So I wouldn’t normally go to a small, glamour-free, square (in shape) venue like Bush Hall in Shepherd’s Bush on a cold Wednesday evening in February; my editor Allan and his camera would and probably has but I’d rather stay in and press play. The thought of seeing and more importantly hearing Mancunian Josephine play songs from her sweet and soulful debut album proved too strong though and at 8:30pm I was standing in said hall and looking at a nervous young boy with a guitar called George Ezra whilst he passionately and skilfully sang his 5 or so songs before dashing out to get his train back to Bristol.

At 9 o’clock Josephine and musical partner, Steve, walked onto the tiny stage (with Josephine looking more Studio 54 than you might have imagined in skyscraper heels and a silky bustier pant suit), strapped on their guitars and the beauty begun to unfold. Opening with the stately “I Think it was Love”, Josephine finished the song revealing relief that the hardest song was thankfully out of the way and she could now relax, not that you would have ever known she was anything other than comfortable and confident in front of a pretty packed room. This was a tight 55 minute set consisting mainly of tracks from the surprisingly strong “Portrait” debut album; Josephine is a masterful vocalist with a charming stage presence. The more uptime pop of “A Freak A” and big, warm-hearted “Original Love” were crowd favourites, well-known enough for people to sing along but it was on the waltz-time, Cabaret-like album closer and her most distinctive track “House of Mirrors” that Josephine, stripped of the guitars she had held close to her all night, made for a humble, vulnerable and moving presence.

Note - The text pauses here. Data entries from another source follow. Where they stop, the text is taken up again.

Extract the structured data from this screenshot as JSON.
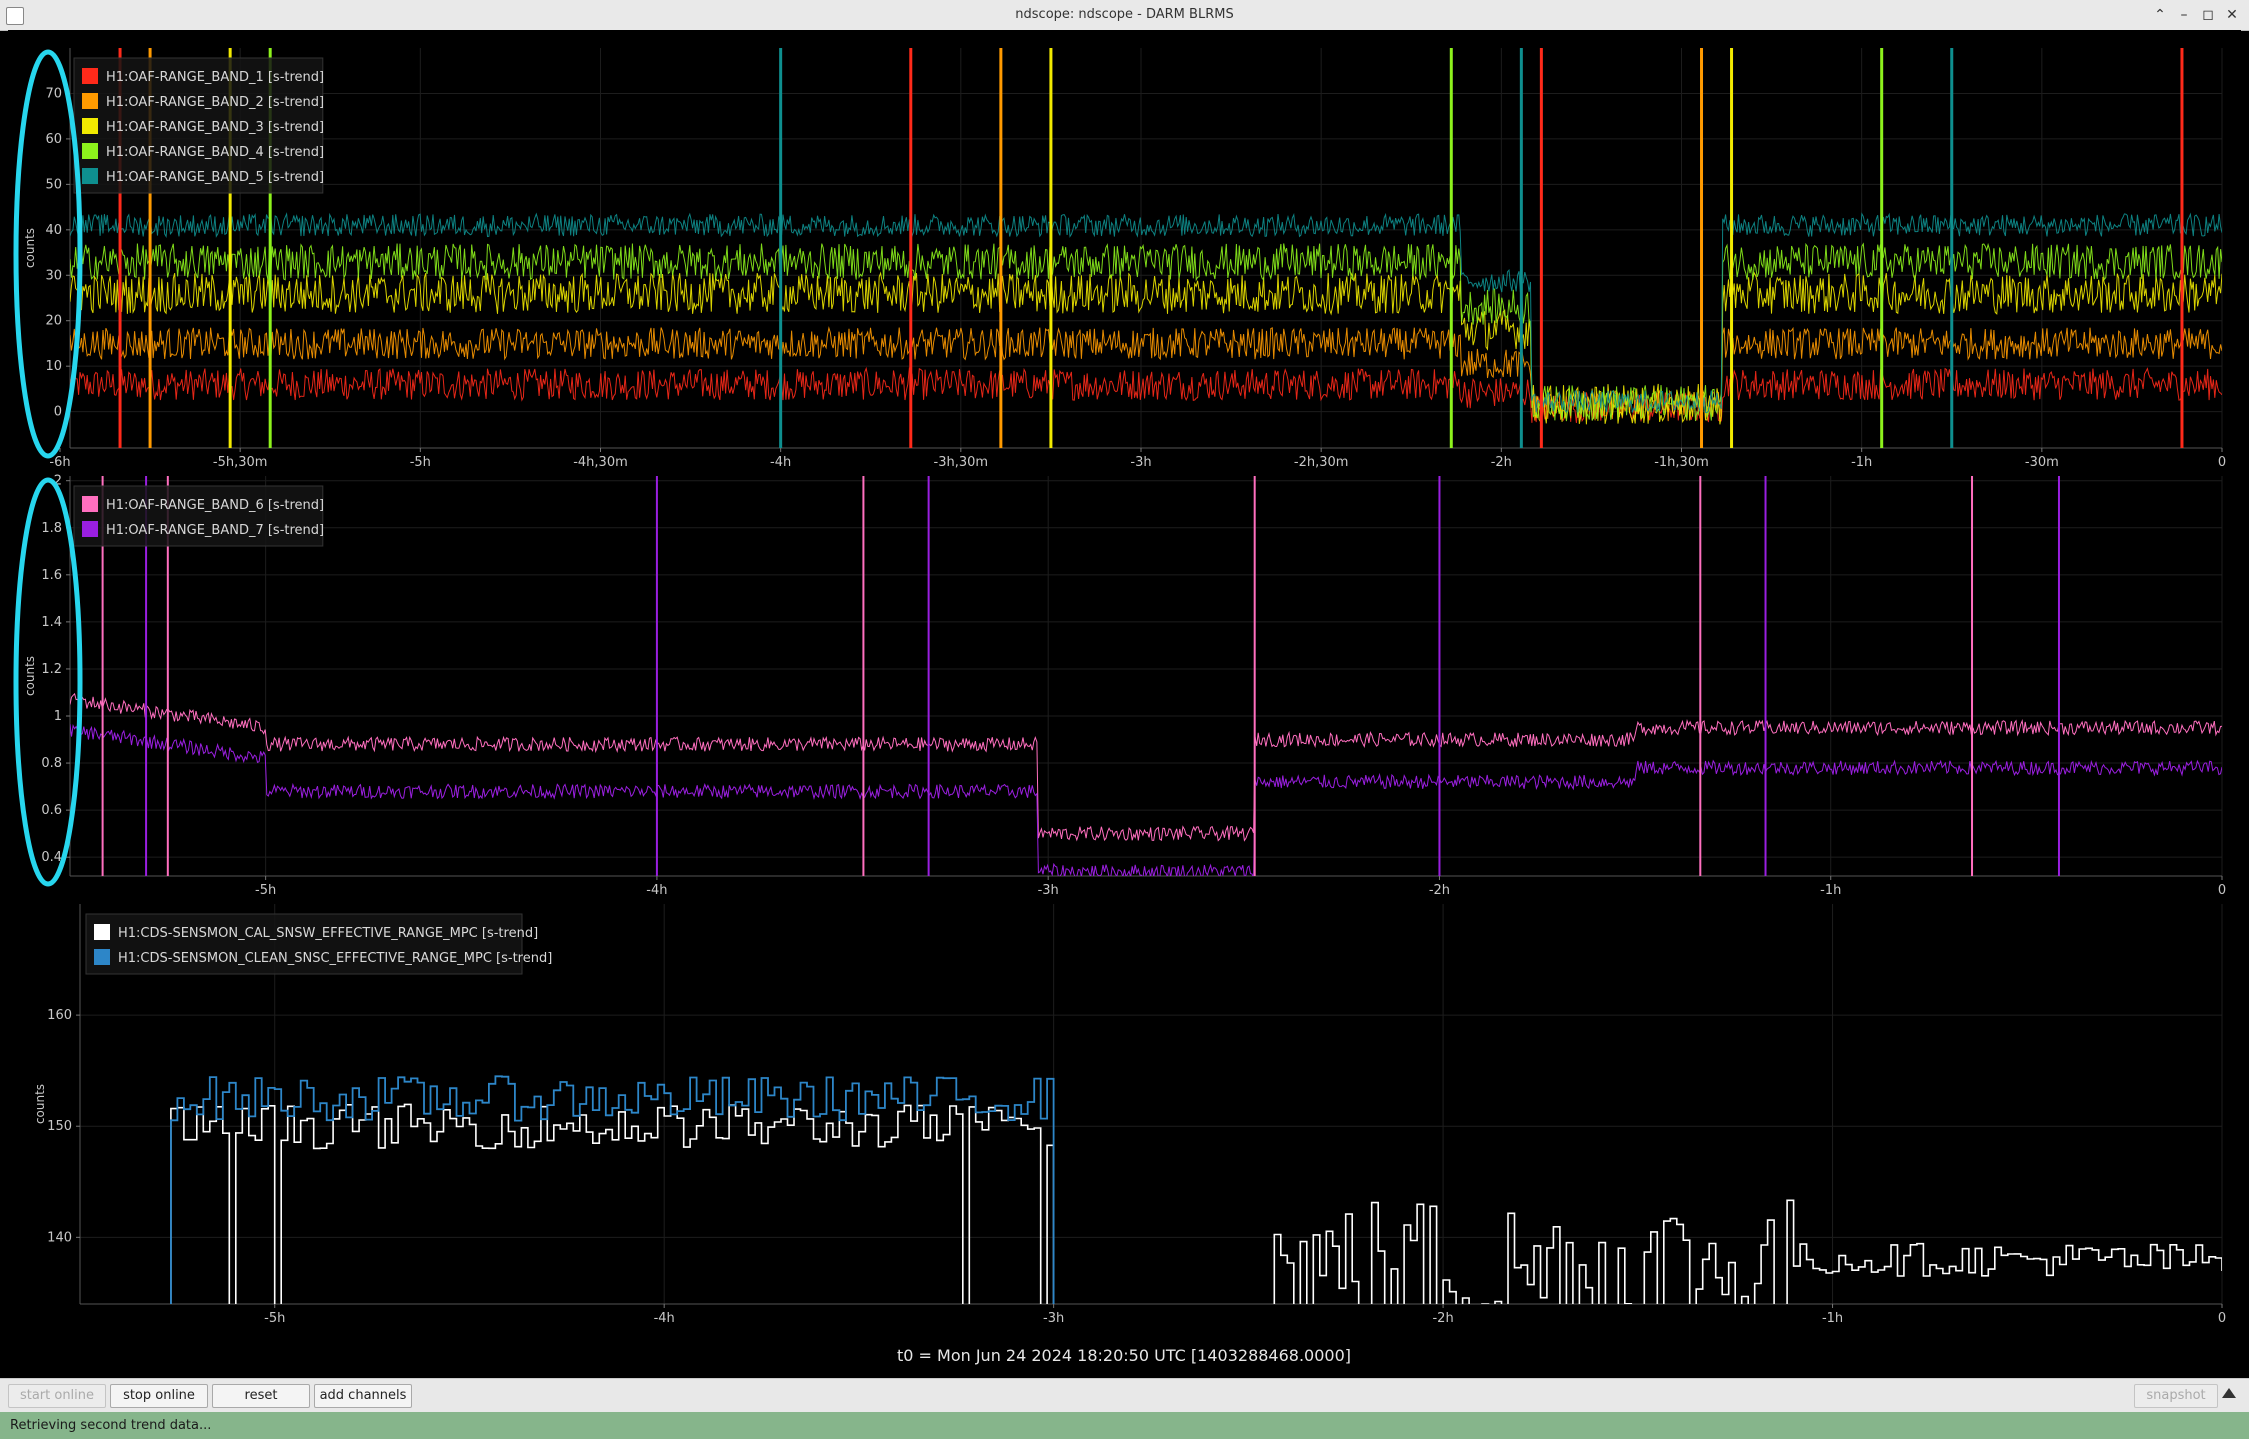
{
  "window": {
    "title": "ndscope: ndscope - DARM BLRMS",
    "controls": [
      "minimize-icon",
      "restore-icon",
      "maximize-icon",
      "close-icon"
    ]
  },
  "plots": [
    {
      "ylabel": "counts",
      "yticks": [
        "0",
        "10",
        "20",
        "30",
        "40",
        "50",
        "60",
        "70"
      ],
      "yrange": [
        -8,
        80
      ],
      "xticks": [
        {
          "t": -21600,
          "label": "-6h"
        },
        {
          "t": -19800,
          "label": "-5h,30m"
        },
        {
          "t": -18000,
          "label": "-5h"
        },
        {
          "t": -16200,
          "label": "-4h,30m"
        },
        {
          "t": -14400,
          "label": "-4h"
        },
        {
          "t": -12600,
          "label": "-3h,30m"
        },
        {
          "t": -10800,
          "label": "-3h"
        },
        {
          "t": -9000,
          "label": "-2h,30m"
        },
        {
          "t": -7200,
          "label": "-2h"
        },
        {
          "t": -5400,
          "label": "-1h,30m"
        },
        {
          "t": -3600,
          "label": "-1h"
        },
        {
          "t": -1800,
          "label": "-30m"
        },
        {
          "t": 0,
          "label": "0"
        }
      ],
      "legend": [
        {
          "label": "H1:OAF-RANGE_BAND_1 [s-trend]",
          "color": "#ff2a1a"
        },
        {
          "label": "H1:OAF-RANGE_BAND_2 [s-trend]",
          "color": "#ff9a00"
        },
        {
          "label": "H1:OAF-RANGE_BAND_3 [s-trend]",
          "color": "#f2ea00"
        },
        {
          "label": "H1:OAF-RANGE_BAND_4 [s-trend]",
          "color": "#8df21c"
        },
        {
          "label": "H1:OAF-RANGE_BAND_5 [s-trend]",
          "color": "#0e8f8f"
        }
      ]
    },
    {
      "ylabel": "counts",
      "yticks": [
        "0.4",
        "0.6",
        "0.8",
        "1",
        "1.2",
        "1.4",
        "1.6",
        "1.8",
        "2"
      ],
      "yrange": [
        0.32,
        2.02
      ],
      "xticks": [
        {
          "t": -18000,
          "label": "-5h"
        },
        {
          "t": -14400,
          "label": "-4h"
        },
        {
          "t": -10800,
          "label": "-3h"
        },
        {
          "t": -7200,
          "label": "-2h"
        },
        {
          "t": -3600,
          "label": "-1h"
        },
        {
          "t": 0,
          "label": "0"
        }
      ],
      "legend": [
        {
          "label": "H1:OAF-RANGE_BAND_6 [s-trend]",
          "color": "#ff6fbf"
        },
        {
          "label": "H1:OAF-RANGE_BAND_7 [s-trend]",
          "color": "#9a1fe0"
        }
      ]
    },
    {
      "ylabel": "counts",
      "yticks": [
        "140",
        "150",
        "160"
      ],
      "yrange": [
        134,
        170
      ],
      "xticks": [
        {
          "t": -18000,
          "label": "-5h"
        },
        {
          "t": -14400,
          "label": "-4h"
        },
        {
          "t": -10800,
          "label": "-3h"
        },
        {
          "t": -7200,
          "label": "-2h"
        },
        {
          "t": -3600,
          "label": "-1h"
        },
        {
          "t": 0,
          "label": "0"
        }
      ],
      "legend": [
        {
          "label": "H1:CDS-SENSMON_CAL_SNSW_EFFECTIVE_RANGE_MPC [s-trend]",
          "color": "#ffffff"
        },
        {
          "label": "H1:CDS-SENSMON_CLEAN_SNSC_EFFECTIVE_RANGE_MPC [s-trend]",
          "color": "#2d86c8"
        }
      ]
    }
  ],
  "t0_text": "t0 = Mon Jun 24 2024 18:20:50 UTC [1403288468.0000]",
  "toolbar": {
    "start_online": "start online",
    "stop_online": "stop online",
    "reset": "reset",
    "add_channels": "add channels",
    "snapshot": "snapshot"
  },
  "status": "Retrieving second trend data...",
  "annotation_color": "#27d6ee"
}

As a warm up for her first tour proper in April after completing her current support slot with Paloma Faith, Josephine proves that she can hold a room’s attention and I, for one, look forward to experiencing her with a full band in a venue that can fully accommodate her blossoming and considerable talent.